### Work to complete
Scan the records for the word "content". Copy each line that includes it.

Exercise materials START

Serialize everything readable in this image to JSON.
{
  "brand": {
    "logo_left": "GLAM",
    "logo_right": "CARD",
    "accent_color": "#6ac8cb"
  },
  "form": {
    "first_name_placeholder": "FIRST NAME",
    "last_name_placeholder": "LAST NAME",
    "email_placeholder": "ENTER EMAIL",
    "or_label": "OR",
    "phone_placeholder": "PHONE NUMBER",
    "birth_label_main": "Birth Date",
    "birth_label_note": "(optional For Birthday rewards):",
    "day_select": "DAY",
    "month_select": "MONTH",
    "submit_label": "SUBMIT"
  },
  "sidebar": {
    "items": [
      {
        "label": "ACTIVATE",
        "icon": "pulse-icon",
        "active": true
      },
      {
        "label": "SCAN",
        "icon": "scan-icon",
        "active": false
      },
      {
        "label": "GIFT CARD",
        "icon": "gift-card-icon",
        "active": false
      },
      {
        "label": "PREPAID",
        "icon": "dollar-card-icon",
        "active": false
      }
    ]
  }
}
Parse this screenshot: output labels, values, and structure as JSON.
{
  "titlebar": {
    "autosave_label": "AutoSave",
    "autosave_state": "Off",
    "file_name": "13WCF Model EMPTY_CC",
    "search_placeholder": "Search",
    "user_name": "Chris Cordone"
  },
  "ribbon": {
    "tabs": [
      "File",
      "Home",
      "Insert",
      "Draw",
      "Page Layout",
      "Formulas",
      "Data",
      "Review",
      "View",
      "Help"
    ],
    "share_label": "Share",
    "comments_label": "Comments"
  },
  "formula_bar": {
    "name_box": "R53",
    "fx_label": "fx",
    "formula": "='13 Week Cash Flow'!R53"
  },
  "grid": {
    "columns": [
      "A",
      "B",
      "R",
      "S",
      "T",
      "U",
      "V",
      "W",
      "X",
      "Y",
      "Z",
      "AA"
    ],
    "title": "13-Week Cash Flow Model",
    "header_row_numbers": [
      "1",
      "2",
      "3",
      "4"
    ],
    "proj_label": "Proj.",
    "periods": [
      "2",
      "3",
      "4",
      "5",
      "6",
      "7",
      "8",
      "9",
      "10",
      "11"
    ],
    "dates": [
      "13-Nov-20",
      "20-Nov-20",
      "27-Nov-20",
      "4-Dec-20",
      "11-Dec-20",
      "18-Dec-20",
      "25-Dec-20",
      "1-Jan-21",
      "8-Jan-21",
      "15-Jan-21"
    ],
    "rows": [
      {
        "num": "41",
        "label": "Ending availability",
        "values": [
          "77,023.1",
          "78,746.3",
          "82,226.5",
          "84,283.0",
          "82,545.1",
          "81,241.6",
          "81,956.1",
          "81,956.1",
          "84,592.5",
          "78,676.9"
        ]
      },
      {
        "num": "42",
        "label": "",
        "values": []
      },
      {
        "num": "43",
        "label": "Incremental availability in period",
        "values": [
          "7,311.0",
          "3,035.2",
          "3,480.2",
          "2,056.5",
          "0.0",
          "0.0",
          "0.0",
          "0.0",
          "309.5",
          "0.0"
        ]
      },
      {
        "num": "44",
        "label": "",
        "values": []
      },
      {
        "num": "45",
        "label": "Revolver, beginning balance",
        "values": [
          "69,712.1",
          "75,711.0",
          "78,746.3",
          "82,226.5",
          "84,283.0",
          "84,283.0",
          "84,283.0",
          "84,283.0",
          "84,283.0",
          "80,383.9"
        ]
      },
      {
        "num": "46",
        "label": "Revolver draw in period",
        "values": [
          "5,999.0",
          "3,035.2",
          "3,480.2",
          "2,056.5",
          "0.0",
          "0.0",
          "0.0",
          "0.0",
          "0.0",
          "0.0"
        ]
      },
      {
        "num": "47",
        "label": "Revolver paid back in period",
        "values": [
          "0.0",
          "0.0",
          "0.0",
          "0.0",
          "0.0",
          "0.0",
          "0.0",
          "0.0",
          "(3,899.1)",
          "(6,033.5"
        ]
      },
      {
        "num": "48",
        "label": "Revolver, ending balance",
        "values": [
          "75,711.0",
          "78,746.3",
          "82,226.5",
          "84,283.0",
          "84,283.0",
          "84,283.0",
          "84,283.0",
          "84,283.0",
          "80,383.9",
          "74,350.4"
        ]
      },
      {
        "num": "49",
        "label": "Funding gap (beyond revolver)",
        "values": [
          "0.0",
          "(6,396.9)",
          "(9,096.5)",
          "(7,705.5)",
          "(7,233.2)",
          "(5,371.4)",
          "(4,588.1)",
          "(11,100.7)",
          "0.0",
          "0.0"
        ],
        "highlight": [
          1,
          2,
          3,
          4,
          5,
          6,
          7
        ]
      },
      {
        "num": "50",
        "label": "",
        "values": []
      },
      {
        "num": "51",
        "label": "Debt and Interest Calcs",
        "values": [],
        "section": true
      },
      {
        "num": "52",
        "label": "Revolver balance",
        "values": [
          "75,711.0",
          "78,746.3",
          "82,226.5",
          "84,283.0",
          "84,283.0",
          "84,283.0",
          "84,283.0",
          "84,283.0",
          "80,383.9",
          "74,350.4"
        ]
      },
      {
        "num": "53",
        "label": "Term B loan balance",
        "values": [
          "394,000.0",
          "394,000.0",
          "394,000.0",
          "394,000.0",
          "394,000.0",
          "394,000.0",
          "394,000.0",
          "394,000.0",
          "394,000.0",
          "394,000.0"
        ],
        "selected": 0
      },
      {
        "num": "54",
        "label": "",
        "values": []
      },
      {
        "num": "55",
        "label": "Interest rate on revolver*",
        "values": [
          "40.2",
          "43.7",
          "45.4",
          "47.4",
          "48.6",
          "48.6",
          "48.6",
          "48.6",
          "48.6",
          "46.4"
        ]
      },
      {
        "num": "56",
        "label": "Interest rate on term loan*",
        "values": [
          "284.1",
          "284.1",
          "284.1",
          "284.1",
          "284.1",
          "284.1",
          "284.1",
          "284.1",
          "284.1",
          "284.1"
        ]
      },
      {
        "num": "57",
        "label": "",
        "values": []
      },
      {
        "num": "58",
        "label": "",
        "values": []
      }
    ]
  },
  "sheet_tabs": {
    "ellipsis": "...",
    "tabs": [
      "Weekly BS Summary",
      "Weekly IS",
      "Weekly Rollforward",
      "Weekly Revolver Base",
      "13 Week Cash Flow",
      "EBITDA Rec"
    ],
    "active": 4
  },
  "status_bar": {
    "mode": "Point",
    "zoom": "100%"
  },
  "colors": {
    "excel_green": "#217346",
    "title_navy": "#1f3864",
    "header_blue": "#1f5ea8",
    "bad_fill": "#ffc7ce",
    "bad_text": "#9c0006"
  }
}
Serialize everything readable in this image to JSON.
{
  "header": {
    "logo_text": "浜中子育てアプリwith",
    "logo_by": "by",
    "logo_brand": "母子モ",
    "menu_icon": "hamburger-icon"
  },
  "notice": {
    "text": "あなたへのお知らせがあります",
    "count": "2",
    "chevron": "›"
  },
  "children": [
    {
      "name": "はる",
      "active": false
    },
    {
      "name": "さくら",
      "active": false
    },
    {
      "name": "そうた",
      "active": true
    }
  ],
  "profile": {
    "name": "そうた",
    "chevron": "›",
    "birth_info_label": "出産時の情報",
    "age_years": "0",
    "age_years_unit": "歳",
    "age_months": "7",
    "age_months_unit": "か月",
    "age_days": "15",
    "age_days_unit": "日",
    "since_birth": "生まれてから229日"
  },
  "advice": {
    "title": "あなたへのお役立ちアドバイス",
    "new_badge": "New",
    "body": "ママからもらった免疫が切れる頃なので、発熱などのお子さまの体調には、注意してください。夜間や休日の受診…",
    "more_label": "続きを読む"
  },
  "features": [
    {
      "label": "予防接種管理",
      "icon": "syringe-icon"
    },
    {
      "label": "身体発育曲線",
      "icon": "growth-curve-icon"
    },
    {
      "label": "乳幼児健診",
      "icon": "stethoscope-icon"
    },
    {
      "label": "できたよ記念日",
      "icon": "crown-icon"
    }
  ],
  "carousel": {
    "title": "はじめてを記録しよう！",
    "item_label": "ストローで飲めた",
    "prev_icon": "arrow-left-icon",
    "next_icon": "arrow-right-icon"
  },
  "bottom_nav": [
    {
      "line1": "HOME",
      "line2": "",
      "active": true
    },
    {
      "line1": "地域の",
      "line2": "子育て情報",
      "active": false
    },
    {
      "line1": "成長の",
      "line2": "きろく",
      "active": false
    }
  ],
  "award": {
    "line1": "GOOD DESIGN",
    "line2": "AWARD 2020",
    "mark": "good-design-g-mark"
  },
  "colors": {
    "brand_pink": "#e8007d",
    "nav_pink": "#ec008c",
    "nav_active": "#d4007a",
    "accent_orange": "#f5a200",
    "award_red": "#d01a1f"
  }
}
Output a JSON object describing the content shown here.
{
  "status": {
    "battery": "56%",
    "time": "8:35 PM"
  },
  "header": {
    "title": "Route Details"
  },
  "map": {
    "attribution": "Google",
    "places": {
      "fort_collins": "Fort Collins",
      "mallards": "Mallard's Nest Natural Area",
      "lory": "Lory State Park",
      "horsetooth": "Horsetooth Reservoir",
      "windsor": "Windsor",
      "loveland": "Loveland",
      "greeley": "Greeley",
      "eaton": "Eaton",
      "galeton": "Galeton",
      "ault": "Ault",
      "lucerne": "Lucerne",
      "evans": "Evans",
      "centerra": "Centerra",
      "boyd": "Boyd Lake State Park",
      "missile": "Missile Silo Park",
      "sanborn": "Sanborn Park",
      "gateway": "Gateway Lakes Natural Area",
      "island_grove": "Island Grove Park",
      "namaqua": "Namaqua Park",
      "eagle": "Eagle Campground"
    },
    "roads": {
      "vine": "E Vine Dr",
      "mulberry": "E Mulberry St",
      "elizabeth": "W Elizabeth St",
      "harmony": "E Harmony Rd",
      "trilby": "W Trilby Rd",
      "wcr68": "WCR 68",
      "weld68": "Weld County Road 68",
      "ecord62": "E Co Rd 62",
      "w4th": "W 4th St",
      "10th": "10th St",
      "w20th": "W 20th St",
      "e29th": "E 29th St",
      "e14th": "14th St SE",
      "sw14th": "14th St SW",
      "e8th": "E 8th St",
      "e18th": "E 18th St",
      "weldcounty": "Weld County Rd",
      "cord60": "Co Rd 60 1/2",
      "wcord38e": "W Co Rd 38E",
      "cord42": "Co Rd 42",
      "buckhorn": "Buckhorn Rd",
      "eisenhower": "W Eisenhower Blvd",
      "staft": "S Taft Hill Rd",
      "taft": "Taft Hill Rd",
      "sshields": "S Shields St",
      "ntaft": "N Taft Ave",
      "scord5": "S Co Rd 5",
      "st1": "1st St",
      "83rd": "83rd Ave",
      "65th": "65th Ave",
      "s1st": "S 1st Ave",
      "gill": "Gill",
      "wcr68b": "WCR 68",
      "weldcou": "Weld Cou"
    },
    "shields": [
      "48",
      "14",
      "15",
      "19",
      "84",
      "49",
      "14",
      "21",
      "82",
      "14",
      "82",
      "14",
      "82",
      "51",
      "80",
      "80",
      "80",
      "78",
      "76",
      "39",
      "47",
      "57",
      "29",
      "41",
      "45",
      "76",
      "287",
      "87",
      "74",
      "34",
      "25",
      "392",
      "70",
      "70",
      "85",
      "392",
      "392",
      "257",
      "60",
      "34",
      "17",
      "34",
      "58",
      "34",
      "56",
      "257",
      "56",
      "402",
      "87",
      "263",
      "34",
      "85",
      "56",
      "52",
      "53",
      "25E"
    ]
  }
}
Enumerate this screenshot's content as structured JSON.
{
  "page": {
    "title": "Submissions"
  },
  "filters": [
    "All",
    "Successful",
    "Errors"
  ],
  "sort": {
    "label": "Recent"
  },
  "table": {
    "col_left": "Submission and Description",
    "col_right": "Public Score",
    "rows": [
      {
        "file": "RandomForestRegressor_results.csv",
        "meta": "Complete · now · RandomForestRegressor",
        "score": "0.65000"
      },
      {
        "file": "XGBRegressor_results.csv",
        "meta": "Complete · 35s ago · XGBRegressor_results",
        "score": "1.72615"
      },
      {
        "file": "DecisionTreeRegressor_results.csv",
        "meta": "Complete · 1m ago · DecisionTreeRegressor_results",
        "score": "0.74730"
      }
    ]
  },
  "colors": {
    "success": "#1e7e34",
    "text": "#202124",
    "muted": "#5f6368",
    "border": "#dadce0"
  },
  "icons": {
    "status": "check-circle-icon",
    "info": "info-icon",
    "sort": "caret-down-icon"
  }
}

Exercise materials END

### Response
Output a JSON object describing the content shown here.
Enumerate this screenshot's content as structured JSON.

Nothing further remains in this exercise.